Concerned about ballot fatigue and suffering from a lack of fundraising, organizers of the Colorado Priorities campaign to pass a statewide de-Brucing ballot initiative blunting the impact of the state’s Taxpayer Bill of Rights ended their efforts for the 2016 election on Tuesday.
The proposal would have allowed the state government to keep any revenue it collected above the Taxpayer’s Bill of Rights limit over the next 10 years and put it to prescribed uses — at least 35 percent toward education, at least 35 percent toward transportation and anything else toward mental-health and senior services.
Doing so would have eliminated the possibility of TABOR refunds that otherwise would go to statewide taxpayers when revenues exceed the caps.
However, organizers said they became increasingly worried about getting their message out during an election that could feature as many as 10 other ballot initiatives, as well as presidential and U.S. Senate races in this state.
Also, backers “were unable to raise the large amount of money necessary to gather enough signatures to qualify,” noted Lisa Weil, executive director of campaign supporter Great Education Colorado, noted in an email to her organization.
However, backers said they plan to look at bringing the measure back at a future election when competition for resources and publicity isn’t so fierce.
“Though we are suspending this campaign, the challenges facing our state and the need to invest in these priorities continue to grow,” said a joint statement issued by campaign co-chairs Dan Ritchie and Al Yates. “We are committed to continue working with the thousands of Coloradans, businesses and organizations from every corner of the state to ensure we find a solution for investing in Colorado’s priorities.”
Colorado Priorities leaders said the suspension of the campaign comes despite polling numbers that have indicated 61 percent support for the measure, which came out of the Building a Better Colorado statewide discussions.
Jon Caldara, the president of the Independence Institute and the most vocal critic of the effort, said, however, that his organization’s polls showed Colorado Priorities gaining just 44 percent support. And he said that he was disappointed at the decision to end the campaign. He said the ballot battle would have given him an opportunity to show how much state residents don’t want officials to keep more taxpayer revenues, especially when Medicaid spending is going up faster than any other part of state government.

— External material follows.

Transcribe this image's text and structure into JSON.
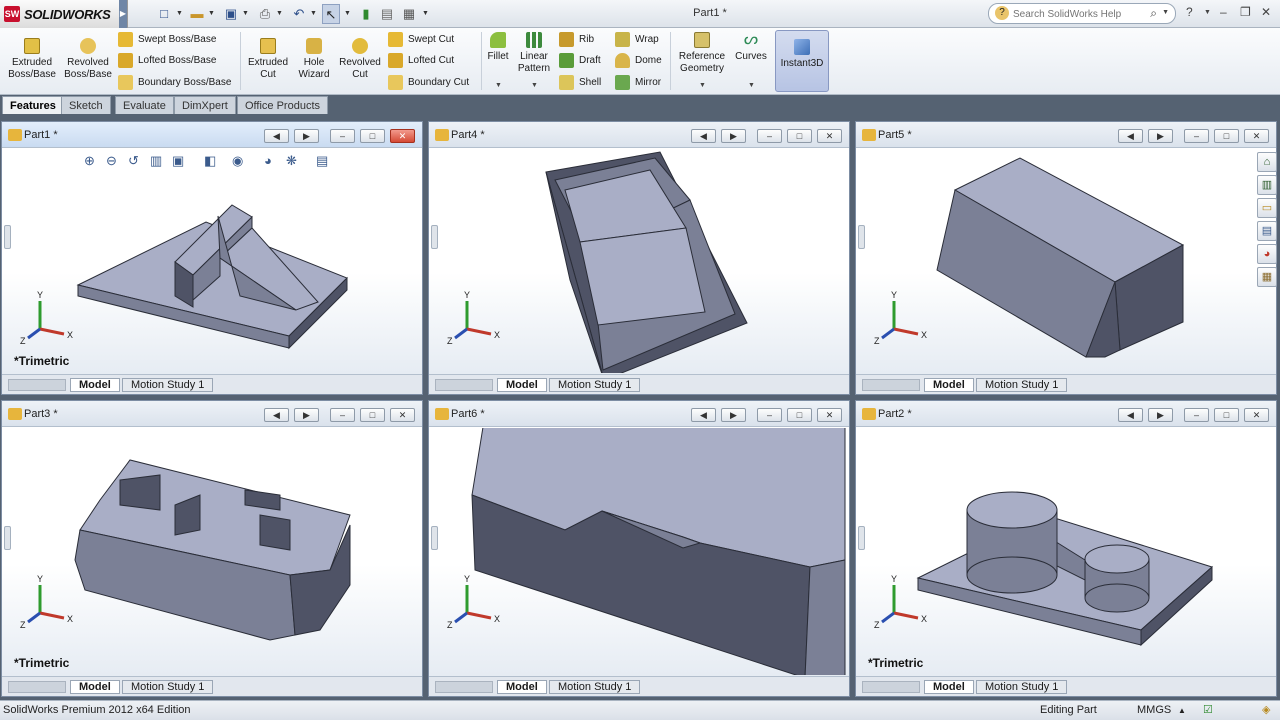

“I’m sad. I was really looking forward to burying them on this one,” Caldara said.
Ed Sealover covers government, health care, tourism, airlines, hospitality and restaurants for the Denver Business Journal and writes for the “Capitol Business” blog. Phone: 303-803-9229.